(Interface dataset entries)
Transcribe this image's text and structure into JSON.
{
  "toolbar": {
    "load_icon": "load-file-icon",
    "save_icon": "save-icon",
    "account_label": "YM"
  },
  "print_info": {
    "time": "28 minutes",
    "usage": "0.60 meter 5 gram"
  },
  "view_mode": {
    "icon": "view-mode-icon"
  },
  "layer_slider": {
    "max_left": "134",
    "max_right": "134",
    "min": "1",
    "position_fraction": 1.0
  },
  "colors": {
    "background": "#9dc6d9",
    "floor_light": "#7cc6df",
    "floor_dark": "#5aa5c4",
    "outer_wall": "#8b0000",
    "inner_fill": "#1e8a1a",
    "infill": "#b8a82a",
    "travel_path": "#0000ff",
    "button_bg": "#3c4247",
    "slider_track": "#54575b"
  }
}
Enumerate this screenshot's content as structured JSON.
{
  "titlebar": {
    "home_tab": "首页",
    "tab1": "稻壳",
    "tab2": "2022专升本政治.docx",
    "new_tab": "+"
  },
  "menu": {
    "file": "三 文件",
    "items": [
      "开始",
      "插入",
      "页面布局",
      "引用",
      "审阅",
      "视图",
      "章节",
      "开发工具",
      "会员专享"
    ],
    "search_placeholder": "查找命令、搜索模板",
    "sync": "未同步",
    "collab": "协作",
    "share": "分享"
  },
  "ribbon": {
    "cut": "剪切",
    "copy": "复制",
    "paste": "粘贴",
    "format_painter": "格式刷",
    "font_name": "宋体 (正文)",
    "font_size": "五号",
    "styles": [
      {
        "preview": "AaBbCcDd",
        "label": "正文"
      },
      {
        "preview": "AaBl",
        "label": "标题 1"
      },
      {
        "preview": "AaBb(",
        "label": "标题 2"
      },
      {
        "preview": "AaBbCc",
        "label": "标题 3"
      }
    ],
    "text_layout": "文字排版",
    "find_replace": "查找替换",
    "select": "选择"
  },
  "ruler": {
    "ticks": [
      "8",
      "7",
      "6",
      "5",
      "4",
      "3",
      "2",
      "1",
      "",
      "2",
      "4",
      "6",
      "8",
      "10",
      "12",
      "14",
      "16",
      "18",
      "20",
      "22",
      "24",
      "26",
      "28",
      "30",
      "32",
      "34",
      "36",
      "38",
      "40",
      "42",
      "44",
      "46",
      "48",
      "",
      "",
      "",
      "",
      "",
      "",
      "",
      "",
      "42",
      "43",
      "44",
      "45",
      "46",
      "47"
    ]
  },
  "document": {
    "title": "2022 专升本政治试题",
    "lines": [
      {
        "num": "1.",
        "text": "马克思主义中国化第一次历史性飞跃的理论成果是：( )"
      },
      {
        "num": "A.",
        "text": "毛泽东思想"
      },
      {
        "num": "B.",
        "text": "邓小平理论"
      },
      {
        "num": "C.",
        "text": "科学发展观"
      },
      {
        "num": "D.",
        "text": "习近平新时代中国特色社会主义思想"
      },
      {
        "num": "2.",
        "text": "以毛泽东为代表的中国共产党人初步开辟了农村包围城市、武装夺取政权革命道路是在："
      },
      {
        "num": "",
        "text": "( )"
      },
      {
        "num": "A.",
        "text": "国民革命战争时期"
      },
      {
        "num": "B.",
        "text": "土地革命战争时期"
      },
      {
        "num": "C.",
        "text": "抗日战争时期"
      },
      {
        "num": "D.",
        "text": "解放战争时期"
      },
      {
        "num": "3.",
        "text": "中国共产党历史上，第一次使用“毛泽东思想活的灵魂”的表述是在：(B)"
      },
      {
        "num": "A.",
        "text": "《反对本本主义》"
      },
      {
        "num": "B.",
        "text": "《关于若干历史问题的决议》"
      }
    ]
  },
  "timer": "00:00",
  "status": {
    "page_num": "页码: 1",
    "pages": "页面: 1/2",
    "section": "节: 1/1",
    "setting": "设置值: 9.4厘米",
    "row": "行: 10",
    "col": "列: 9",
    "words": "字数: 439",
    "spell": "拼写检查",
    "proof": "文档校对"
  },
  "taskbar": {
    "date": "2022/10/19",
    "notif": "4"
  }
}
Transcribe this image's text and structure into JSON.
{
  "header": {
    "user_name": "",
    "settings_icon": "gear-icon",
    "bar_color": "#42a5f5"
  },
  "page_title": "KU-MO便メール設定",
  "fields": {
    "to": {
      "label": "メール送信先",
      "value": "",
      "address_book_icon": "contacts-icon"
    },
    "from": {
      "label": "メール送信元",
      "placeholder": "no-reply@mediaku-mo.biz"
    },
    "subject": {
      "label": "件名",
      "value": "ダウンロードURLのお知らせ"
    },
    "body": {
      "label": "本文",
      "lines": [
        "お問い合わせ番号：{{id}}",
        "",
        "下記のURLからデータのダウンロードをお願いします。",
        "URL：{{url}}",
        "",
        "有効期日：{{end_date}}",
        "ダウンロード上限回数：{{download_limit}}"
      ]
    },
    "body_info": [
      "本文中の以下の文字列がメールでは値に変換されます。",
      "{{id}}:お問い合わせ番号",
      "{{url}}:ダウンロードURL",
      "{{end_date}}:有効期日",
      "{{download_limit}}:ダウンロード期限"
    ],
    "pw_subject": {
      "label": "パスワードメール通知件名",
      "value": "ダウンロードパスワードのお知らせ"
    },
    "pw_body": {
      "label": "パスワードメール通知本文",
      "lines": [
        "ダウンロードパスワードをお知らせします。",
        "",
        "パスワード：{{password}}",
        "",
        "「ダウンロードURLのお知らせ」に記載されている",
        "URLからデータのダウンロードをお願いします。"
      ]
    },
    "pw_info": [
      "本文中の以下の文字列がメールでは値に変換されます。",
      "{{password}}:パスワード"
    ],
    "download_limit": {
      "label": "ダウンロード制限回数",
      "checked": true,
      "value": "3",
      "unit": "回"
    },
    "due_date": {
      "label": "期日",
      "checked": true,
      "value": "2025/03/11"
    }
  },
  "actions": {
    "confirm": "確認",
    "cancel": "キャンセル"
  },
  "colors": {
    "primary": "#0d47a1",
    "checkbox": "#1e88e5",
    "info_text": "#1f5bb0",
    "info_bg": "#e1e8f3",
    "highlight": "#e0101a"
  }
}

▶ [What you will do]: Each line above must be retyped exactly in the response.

▶ [The completed task]:
Transcribe this image's text and structure into JSON.
{
  "toolbar": {
    "load_icon": "load-file-icon",
    "save_icon": "save-icon",
    "account_label": "YM"
  },
  "print_info": {
    "time": "28 minutes",
    "usage": "0.60 meter 5 gram"
  },
  "view_mode": {
    "icon": "view-mode-icon"
  },
  "layer_slider": {
    "max_left": "134",
    "max_right": "134",
    "min": "1",
    "position_fraction": 1.0
  },
  "colors": {
    "background": "#9dc6d9",
    "floor_light": "#7cc6df",
    "floor_dark": "#5aa5c4",
    "outer_wall": "#8b0000",
    "inner_fill": "#1e8a1a",
    "infill": "#b8a82a",
    "travel_path": "#0000ff",
    "button_bg": "#3c4247",
    "slider_track": "#54575b"
  }
}
Enumerate this screenshot's content as structured JSON.
{
  "titlebar": {
    "home_tab": "首页",
    "tab1": "稻壳",
    "tab2": "2022专升本政治.docx",
    "new_tab": "+"
  },
  "menu": {
    "file": "三 文件",
    "items": [
      "开始",
      "插入",
      "页面布局",
      "引用",
      "审阅",
      "视图",
      "章节",
      "开发工具",
      "会员专享"
    ],
    "search_placeholder": "查找命令、搜索模板",
    "sync": "未同步",
    "collab": "协作",
    "share": "分享"
  },
  "ribbon": {
    "cut": "剪切",
    "copy": "复制",
    "paste": "粘贴",
    "format_painter": "格式刷",
    "font_name": "宋体 (正文)",
    "font_size": "五号",
    "styles": [
      {
        "preview": "AaBbCcDd",
        "label": "正文"
      },
      {
        "preview": "AaBl",
        "label": "标题 1"
      },
      {
        "preview": "AaBb(",
        "label": "标题 2"
      },
      {
        "preview": "AaBbCc",
        "label": "标题 3"
      }
    ],
    "text_layout": "文字排版",
    "find_replace": "查找替换",
    "select": "选择"
  },
  "ruler": {
    "ticks": [
      "8",
      "7",
      "6",
      "5",
      "4",
      "3",
      "2",
      "1",
      "",
      "2",
      "4",
      "6",
      "8",
      "10",
      "12",
      "14",
      "16",
      "18",
      "20",
      "22",
      "24",
      "26",
      "28",
      "30",
      "32",
      "34",
      "36",
      "38",
      "40",
      "42",
      "44",
      "46",
      "48",
      "",
      "",
      "",
      "",
      "",
      "",
      "",
      "",
      "42",
      "43",
      "44",
      "45",
      "46",
      "47"
    ]
  },
  "document": {
    "title": "2022 专升本政治试题",
    "lines": [
      {
        "num": "1.",
        "text": "马克思主义中国化第一次历史性飞跃的理论成果是：( )"
      },
      {
        "num": "A.",
        "text": "毛泽东思想"
      },
      {
        "num": "B.",
        "text": "邓小平理论"
      },
      {
        "num": "C.",
        "text": "科学发展观"
      },
      {
        "num": "D.",
        "text": "习近平新时代中国特色社会主义思想"
      },
      {
        "num": "2.",
        "text": "以毛泽东为代表的中国共产党人初步开辟了农村包围城市、武装夺取政权革命道路是在："
      },
      {
        "num": "",
        "text": "( )"
      },
      {
        "num": "A.",
        "text": "国民革命战争时期"
      },
      {
        "num": "B.",
        "text": "土地革命战争时期"
      },
      {
        "num": "C.",
        "text": "抗日战争时期"
      },
      {
        "num": "D.",
        "text": "解放战争时期"
      },
      {
        "num": "3.",
        "text": "中国共产党历史上，第一次使用“毛泽东思想活的灵魂”的表述是在：(B)"
      },
      {
        "num": "A.",
        "text": "《反对本本主义》"
      },
      {
        "num": "B.",
        "text": "《关于若干历史问题的决议》"
      }
    ]
  },
  "timer": "00:00",
  "status": {
    "page_num": "页码: 1",
    "pages": "页面: 1/2",
    "section": "节: 1/1",
    "setting": "设置值: 9.4厘米",
    "row": "行: 10",
    "col": "列: 9",
    "words": "字数: 439",
    "spell": "拼写检查",
    "proof": "文档校对"
  },
  "taskbar": {
    "date": "2022/10/19",
    "notif": "4"
  }
}
Transcribe this image's text and structure into JSON.
{
  "header": {
    "user_name": "",
    "settings_icon": "gear-icon",
    "bar_color": "#42a5f5"
  },
  "page_title": "KU-MO便メール設定",
  "fields": {
    "to": {
      "label": "メール送信先",
      "value": "",
      "address_book_icon": "contacts-icon"
    },
    "from": {
      "label": "メール送信元",
      "placeholder": "no-reply@mediaku-mo.biz"
    },
    "subject": {
      "label": "件名",
      "value": "ダウンロードURLのお知らせ"
    },
    "body": {
      "label": "本文",
      "lines": [
        "お問い合わせ番号：{{id}}",
        "",
        "下記のURLからデータのダウンロードをお願いします。",
        "URL：{{url}}",
        "",
        "有効期日：{{end_date}}",
        "ダウンロード上限回数：{{download_limit}}"
      ]
    },
    "body_info": [
      "本文中の以下の文字列がメールでは値に変換されます。",
      "{{id}}:お問い合わせ番号",
      "{{url}}:ダウンロードURL",
      "{{end_date}}:有効期日",
      "{{download_limit}}:ダウンロード期限"
    ],
    "pw_subject": {
      "label": "パスワードメール通知件名",
      "value": "ダウンロードパスワードのお知らせ"
    },
    "pw_body": {
      "label": "パスワードメール通知本文",
      "lines": [
        "ダウンロードパスワードをお知らせします。",
        "",
        "パスワード：{{password}}",
        "",
        "「ダウンロードURLのお知らせ」に記載されている",
        "URLからデータのダウンロードをお願いします。"
      ]
    },
    "pw_info": [
      "本文中の以下の文字列がメールでは値に変換されます。",
      "{{password}}:パスワード"
    ],
    "download_limit": {
      "label": "ダウンロード制限回数",
      "checked": true,
      "value": "3",
      "unit": "回"
    },
    "due_date": {
      "label": "期日",
      "checked": true,
      "value": "2025/03/11"
    }
  },
  "actions": {
    "confirm": "確認",
    "cancel": "キャンセル"
  },
  "colors": {
    "primary": "#0d47a1",
    "checkbox": "#1e88e5",
    "info_text": "#1f5bb0",
    "info_bg": "#e1e8f3",
    "highlight": "#e0101a"
  }
}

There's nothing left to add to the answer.